The latest release of XMAP brings functionality that allows Local Government to view and edit map layers stored on their XMAP database directly in QGIS.
This release makes handling GIS data across an organization much easier, blending the ease-of-use from XMAP with the complex data manipulation tool from QGIS.
XMAP has been a great success in Local Government with many Local Authorities adopting it to share and edit spatial data to everyone within an organization. Creating this single-source-of-truth has accelerated the fixing of data errors and made departments using the data more efficient and informed. This new functionality gives hardened GIS Professionals access to the advanced tools within QGIS when needed.
The automatically-generated .qlr file in XMAP allows QGIS to create a secure connection to the cloud-based XMAP database, allowing for complex edits to be made. Of course, this is all controlled through the XMAP Admin Panel, giving the account administrator control over what layers can be accessed in this way.
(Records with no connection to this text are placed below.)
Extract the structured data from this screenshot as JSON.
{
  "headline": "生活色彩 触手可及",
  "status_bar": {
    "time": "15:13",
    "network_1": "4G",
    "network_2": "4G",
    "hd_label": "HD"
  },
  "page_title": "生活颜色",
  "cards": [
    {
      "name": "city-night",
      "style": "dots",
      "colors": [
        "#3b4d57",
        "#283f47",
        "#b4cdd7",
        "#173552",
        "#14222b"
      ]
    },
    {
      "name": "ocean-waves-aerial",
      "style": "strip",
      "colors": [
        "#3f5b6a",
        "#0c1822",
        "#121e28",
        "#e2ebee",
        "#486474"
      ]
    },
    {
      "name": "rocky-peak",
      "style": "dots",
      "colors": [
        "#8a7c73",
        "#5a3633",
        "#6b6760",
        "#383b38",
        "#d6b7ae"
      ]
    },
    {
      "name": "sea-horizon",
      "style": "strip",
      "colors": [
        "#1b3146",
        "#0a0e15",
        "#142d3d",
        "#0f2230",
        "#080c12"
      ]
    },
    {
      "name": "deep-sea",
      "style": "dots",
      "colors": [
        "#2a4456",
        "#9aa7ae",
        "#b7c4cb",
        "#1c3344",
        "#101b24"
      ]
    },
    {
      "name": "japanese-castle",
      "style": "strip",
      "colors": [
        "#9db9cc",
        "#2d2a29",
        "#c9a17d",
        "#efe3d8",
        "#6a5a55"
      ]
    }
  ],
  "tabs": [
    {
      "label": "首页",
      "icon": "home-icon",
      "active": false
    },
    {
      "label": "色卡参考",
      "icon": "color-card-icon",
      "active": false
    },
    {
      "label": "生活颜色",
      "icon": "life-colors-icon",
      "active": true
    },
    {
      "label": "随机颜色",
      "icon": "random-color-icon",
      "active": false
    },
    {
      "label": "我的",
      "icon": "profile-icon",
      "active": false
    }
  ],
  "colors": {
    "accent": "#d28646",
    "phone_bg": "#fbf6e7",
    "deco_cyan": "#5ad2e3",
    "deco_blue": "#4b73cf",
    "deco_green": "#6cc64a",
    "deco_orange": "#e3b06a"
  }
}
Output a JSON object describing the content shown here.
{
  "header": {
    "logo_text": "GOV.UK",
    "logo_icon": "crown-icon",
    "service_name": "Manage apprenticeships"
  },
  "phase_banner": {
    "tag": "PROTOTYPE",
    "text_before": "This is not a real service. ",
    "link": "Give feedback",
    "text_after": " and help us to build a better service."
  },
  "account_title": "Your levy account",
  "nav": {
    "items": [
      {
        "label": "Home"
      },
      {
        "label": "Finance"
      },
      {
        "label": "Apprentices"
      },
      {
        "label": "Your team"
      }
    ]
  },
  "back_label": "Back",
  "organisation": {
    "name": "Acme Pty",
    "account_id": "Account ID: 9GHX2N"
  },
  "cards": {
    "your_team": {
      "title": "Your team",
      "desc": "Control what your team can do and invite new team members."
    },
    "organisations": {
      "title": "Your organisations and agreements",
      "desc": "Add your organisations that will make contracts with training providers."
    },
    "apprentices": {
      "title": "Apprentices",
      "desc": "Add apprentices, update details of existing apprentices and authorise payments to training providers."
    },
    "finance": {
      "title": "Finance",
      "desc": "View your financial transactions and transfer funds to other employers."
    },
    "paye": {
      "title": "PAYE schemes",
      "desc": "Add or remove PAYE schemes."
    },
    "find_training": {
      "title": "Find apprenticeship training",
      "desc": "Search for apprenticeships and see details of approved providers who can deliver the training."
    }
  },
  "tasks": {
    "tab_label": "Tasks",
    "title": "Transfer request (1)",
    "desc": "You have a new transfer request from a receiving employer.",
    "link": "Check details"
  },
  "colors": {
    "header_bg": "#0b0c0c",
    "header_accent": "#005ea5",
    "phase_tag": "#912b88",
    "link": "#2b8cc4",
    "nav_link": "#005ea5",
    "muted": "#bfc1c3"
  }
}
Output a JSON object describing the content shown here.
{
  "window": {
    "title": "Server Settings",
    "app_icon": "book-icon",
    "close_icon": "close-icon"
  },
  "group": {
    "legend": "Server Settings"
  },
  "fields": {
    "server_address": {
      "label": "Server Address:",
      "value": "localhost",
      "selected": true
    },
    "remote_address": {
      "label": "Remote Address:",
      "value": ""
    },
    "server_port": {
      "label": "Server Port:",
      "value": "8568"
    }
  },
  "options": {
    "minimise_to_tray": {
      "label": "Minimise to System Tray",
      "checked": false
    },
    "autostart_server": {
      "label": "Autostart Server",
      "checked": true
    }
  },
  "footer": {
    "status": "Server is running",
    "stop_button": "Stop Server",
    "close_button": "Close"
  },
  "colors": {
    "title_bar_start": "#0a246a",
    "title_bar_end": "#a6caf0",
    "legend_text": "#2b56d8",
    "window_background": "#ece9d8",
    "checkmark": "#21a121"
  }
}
Simon Miles, Director of Loose Goat – a GIS consultancy based in Woking specializing in open technologies – explains how their collaboration with Geoxphere has helped result in this new architecture; “Combining Loose Goat’s expertise in QGIS and Geoxphere’s powerful web architecture we’ve been able to solve a problem that faces many Local Authorities; making spatial data accessible and easy to work with. With this new functionality, users of GIS data can now choose the right tool for the job in hand. If they’re mostly readers of data and need quick and easy printing, measuring, address searching and layer querying tools then XMAP is perfect. However, if they need to do something more complex then utilizing the power of QGIS with the support of XMAP’s cloud database is a great way to get complex jobs done”.
One of the first beneficiaries of this new feature is Ashley Crow from North East Derbyshire District Council, a long-time user of XMAP:
“This new update will be a triple-win for us. We’ll be able to give QGIS to advanced GIS users whilst retaining a single-source-of-truth, we can reduce the number of MapInfo and ArcGIS licences, and reduce the number of locally-hosted shapefiles by utilizing the XMAP database instead. And as a bonus, this extra feature is included in our XMAP subscription so it can save money for the Council in real terms.
We’ve been using XMAP for over 7 years now and we’ve reaped the benefits of a resilient cloud-based system where users know where they can find the latest data to solve their daily problems.”
Chris Mewse from Geoxphere comments on the new features available in XMAP that “This is an important update for XMAP. It completes the circle where spatial data can flow between desktop GIS and our cloud architecture. It’s also one step closer to our vision of providing seamless and (where applicable) open data flows.
In a time where Local Authorities are increasingly asked to do more for less, it’s right that our software services do the same. When we release these new features we want to see them out in the wild being used so we can be confident our valued customers are really are getting great value for money.”
XMAP is available for Local Authorities with a fully-featured 6 month free trial so any department can sign up to test out these new features.